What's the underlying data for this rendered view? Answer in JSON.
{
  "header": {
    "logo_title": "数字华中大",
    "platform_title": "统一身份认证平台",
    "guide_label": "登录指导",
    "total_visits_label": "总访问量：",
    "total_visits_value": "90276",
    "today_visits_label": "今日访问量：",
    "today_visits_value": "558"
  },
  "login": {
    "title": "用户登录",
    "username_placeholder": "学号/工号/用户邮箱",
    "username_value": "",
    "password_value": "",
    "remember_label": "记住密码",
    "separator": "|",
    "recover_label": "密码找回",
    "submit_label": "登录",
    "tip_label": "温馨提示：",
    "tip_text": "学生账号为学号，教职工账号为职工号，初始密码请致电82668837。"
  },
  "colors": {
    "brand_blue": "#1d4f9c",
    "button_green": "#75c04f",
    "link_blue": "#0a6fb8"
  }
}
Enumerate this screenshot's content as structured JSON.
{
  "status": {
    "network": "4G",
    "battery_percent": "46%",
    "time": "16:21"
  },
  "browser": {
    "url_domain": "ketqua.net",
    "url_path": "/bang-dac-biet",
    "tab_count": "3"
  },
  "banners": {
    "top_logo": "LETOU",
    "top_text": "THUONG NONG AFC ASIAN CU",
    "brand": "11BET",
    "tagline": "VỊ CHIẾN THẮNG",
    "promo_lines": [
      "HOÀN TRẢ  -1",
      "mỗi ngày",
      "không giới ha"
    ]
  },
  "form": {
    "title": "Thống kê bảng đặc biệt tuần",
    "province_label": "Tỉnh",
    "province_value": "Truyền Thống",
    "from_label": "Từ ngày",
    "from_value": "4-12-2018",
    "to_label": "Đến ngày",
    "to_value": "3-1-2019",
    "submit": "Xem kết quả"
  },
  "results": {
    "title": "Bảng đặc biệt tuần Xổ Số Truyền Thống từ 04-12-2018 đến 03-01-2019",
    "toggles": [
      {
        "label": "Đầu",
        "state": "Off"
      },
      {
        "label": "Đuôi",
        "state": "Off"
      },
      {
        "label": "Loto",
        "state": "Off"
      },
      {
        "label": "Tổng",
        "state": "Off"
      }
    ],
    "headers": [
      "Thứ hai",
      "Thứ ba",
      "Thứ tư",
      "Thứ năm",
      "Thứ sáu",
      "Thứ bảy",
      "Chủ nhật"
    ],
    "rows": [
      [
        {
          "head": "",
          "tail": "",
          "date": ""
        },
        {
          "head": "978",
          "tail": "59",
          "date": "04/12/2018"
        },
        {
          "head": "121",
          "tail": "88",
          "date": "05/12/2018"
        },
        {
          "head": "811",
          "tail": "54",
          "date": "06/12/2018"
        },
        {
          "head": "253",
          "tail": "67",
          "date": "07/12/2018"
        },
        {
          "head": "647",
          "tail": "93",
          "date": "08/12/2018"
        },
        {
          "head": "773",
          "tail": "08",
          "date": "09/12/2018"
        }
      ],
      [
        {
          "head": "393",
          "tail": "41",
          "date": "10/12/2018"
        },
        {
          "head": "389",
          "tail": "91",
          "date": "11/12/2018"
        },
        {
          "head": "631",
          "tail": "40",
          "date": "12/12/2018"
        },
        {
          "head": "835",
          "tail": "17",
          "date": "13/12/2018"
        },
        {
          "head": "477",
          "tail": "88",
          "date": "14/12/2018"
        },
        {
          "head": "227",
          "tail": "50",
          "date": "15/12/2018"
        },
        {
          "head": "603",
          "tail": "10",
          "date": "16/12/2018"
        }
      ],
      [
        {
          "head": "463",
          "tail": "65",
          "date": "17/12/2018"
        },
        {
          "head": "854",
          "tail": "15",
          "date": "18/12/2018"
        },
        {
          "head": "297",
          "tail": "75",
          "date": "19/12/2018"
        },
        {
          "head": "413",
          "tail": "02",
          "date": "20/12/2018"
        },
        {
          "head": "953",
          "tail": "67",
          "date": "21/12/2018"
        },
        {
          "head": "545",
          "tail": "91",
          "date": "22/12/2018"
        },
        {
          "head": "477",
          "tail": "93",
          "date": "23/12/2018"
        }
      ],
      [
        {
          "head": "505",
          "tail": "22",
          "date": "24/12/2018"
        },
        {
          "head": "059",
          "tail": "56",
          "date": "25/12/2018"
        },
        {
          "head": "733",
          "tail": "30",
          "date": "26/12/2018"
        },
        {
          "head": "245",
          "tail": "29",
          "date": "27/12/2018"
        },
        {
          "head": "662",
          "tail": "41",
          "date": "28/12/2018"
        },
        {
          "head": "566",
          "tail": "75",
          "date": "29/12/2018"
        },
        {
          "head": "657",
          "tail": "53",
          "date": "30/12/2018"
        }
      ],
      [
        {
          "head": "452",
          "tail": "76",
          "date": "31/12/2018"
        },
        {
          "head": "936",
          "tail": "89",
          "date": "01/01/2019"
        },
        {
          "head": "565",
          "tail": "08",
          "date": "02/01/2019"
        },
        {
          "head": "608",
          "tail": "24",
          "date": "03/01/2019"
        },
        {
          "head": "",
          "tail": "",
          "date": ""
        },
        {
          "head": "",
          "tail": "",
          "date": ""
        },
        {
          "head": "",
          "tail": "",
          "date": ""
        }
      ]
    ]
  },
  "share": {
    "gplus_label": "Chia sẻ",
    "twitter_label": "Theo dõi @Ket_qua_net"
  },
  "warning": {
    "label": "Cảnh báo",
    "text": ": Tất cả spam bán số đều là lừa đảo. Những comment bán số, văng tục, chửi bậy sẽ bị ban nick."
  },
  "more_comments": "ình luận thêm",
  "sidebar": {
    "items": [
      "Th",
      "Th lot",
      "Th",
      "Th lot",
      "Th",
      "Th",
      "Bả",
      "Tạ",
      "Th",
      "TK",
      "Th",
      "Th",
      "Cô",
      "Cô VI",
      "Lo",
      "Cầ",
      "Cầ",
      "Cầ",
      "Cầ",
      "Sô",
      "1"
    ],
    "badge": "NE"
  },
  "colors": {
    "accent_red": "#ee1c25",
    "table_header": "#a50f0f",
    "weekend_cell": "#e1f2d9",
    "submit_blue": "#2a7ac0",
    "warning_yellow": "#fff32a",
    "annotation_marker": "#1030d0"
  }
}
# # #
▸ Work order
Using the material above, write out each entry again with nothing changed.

▸ Response to the exercise
What's the underlying data for this rendered view? Answer in JSON.
{
  "header": {
    "logo_title": "数字华中大",
    "platform_title": "统一身份认证平台",
    "guide_label": "登录指导",
    "total_visits_label": "总访问量：",
    "total_visits_value": "90276",
    "today_visits_label": "今日访问量：",
    "today_visits_value": "558"
  },
  "login": {
    "title": "用户登录",
    "username_placeholder": "学号/工号/用户邮箱",
    "username_value": "",
    "password_value": "",
    "remember_label": "记住密码",
    "separator": "|",
    "recover_label": "密码找回",
    "submit_label": "登录",
    "tip_label": "温馨提示：",
    "tip_text": "学生账号为学号，教职工账号为职工号，初始密码请致电82668837。"
  },
  "colors": {
    "brand_blue": "#1d4f9c",
    "button_green": "#75c04f",
    "link_blue": "#0a6fb8"
  }
}
Enumerate this screenshot's content as structured JSON.
{
  "status": {
    "network": "4G",
    "battery_percent": "46%",
    "time": "16:21"
  },
  "browser": {
    "url_domain": "ketqua.net",
    "url_path": "/bang-dac-biet",
    "tab_count": "3"
  },
  "banners": {
    "top_logo": "LETOU",
    "top_text": "THUONG NONG AFC ASIAN CU",
    "brand": "11BET",
    "tagline": "VỊ CHIẾN THẮNG",
    "promo_lines": [
      "HOÀN TRẢ  -1",
      "mỗi ngày",
      "không giới ha"
    ]
  },
  "form": {
    "title": "Thống kê bảng đặc biệt tuần",
    "province_label": "Tỉnh",
    "province_value": "Truyền Thống",
    "from_label": "Từ ngày",
    "from_value": "4-12-2018",
    "to_label": "Đến ngày",
    "to_value": "3-1-2019",
    "submit": "Xem kết quả"
  },
  "results": {
    "title": "Bảng đặc biệt tuần Xổ Số Truyền Thống từ 04-12-2018 đến 03-01-2019",
    "toggles": [
      {
        "label": "Đầu",
        "state": "Off"
      },
      {
        "label": "Đuôi",
        "state": "Off"
      },
      {
        "label": "Loto",
        "state": "Off"
      },
      {
        "label": "Tổng",
        "state": "Off"
      }
    ],
    "headers": [
      "Thứ hai",
      "Thứ ba",
      "Thứ tư",
      "Thứ năm",
      "Thứ sáu",
      "Thứ bảy",
      "Chủ nhật"
    ],
    "rows": [
      [
        {
          "head": "",
          "tail": "",
          "date": ""
        },
        {
          "head": "978",
          "tail": "59",
          "date": "04/12/2018"
        },
        {
          "head": "121",
          "tail": "88",
          "date": "05/12/2018"
        },
        {
          "head": "811",
          "tail": "54",
          "date": "06/12/2018"
        },
        {
          "head": "253",
          "tail": "67",
          "date": "07/12/2018"
        },
        {
          "head": "647",
          "tail": "93",
          "date": "08/12/2018"
        },
        {
          "head": "773",
          "tail": "08",
          "date": "09/12/2018"
        }
      ],
      [
        {
          "head": "393",
          "tail": "41",
          "date": "10/12/2018"
        },
        {
          "head": "389",
          "tail": "91",
          "date": "11/12/2018"
        },
        {
          "head": "631",
          "tail": "40",
          "date": "12/12/2018"
        },
        {
          "head": "835",
          "tail": "17",
          "date": "13/12/2018"
        },
        {
          "head": "477",
          "tail": "88",
          "date": "14/12/2018"
        },
        {
          "head": "227",
          "tail": "50",
          "date": "15/12/2018"
        },
        {
          "head": "603",
          "tail": "10",
          "date": "16/12/2018"
        }
      ],
      [
        {
          "head": "463",
          "tail": "65",
          "date": "17/12/2018"
        },
        {
          "head": "854",
          "tail": "15",
          "date": "18/12/2018"
        },
        {
          "head": "297",
          "tail": "75",
          "date": "19/12/2018"
        },
        {
          "head": "413",
          "tail": "02",
          "date": "20/12/2018"
        },
        {
          "head": "953",
          "tail": "67",
          "date": "21/12/2018"
        },
        {
          "head": "545",
          "tail": "91",
          "date": "22/12/2018"
        },
        {
          "head": "477",
          "tail": "93",
          "date": "23/12/2018"
        }
      ],
      [
        {
          "head": "505",
          "tail": "22",
          "date": "24/12/2018"
        },
        {
          "head": "059",
          "tail": "56",
          "date": "25/12/2018"
        },
        {
          "head": "733",
          "tail": "30",
          "date": "26/12/2018"
        },
        {
          "head": "245",
          "tail": "29",
          "date": "27/12/2018"
        },
        {
          "head": "662",
          "tail": "41",
          "date": "28/12/2018"
        },
        {
          "head": "566",
          "tail": "75",
          "date": "29/12/2018"
        },
        {
          "head": "657",
          "tail": "53",
          "date": "30/12/2018"
        }
      ],
      [
        {
          "head": "452",
          "tail": "76",
          "date": "31/12/2018"
        },
        {
          "head": "936",
          "tail": "89",
          "date": "01/01/2019"
        },
        {
          "head": "565",
          "tail": "08",
          "date": "02/01/2019"
        },
        {
          "head": "608",
          "tail": "24",
          "date": "03/01/2019"
        },
        {
          "head": "",
          "tail": "",
          "date": ""
        },
        {
          "head": "",
          "tail": "",
          "date": ""
        },
        {
          "head": "",
          "tail": "",
          "date": ""
        }
      ]
    ]
  },
  "share": {
    "gplus_label": "Chia sẻ",
    "twitter_label": "Theo dõi @Ket_qua_net"
  },
  "warning": {
    "label": "Cảnh báo",
    "text": ": Tất cả spam bán số đều là lừa đảo. Những comment bán số, văng tục, chửi bậy sẽ bị ban nick."
  },
  "more_comments": "ình luận thêm",
  "sidebar": {
    "items": [
      "Th",
      "Th lot",
      "Th",
      "Th lot",
      "Th",
      "Th",
      "Bả",
      "Tạ",
      "Th",
      "TK",
      "Th",
      "Th",
      "Cô",
      "Cô VI",
      "Lo",
      "Cầ",
      "Cầ",
      "Cầ",
      "Cầ",
      "Sô",
      "1"
    ],
    "badge": "NE"
  },
  "colors": {
    "accent_red": "#ee1c25",
    "table_header": "#a50f0f",
    "weekend_cell": "#e1f2d9",
    "submit_blue": "#2a7ac0",
    "warning_yellow": "#fff32a",
    "annotation_marker": "#1030d0"
  }
}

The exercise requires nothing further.